## Records shown:
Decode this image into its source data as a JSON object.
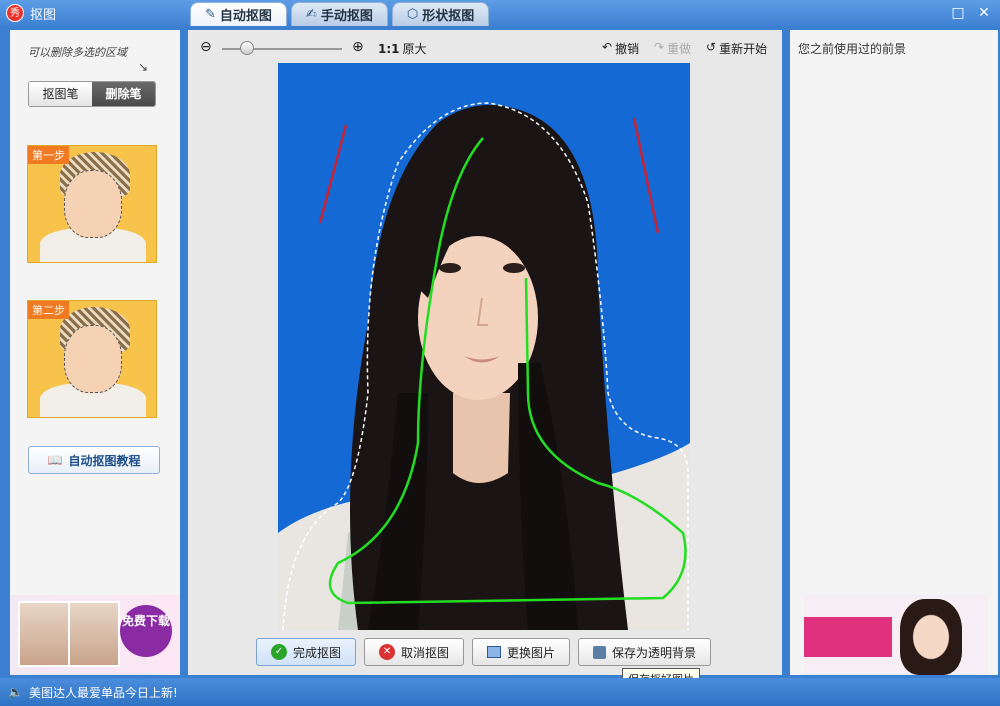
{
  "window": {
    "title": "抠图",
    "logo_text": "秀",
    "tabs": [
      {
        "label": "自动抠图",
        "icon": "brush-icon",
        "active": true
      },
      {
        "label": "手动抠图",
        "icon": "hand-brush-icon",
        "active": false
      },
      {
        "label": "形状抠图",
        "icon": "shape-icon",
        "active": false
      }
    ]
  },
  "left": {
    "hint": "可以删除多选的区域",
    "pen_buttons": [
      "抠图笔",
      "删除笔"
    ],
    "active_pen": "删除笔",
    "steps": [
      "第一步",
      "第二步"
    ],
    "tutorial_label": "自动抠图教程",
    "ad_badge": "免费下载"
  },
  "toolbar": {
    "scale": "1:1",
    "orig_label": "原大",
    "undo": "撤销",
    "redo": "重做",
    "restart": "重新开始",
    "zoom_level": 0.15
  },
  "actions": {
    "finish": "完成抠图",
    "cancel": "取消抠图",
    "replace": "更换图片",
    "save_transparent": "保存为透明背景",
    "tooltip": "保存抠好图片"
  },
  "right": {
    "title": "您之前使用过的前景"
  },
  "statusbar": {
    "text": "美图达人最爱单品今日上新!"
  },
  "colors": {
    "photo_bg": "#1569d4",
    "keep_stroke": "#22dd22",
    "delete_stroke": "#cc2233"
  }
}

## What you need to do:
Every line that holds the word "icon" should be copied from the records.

## The completed task:
        "icon": "brush-icon",
        "icon": "hand-brush-icon",
        "icon": "shape-icon",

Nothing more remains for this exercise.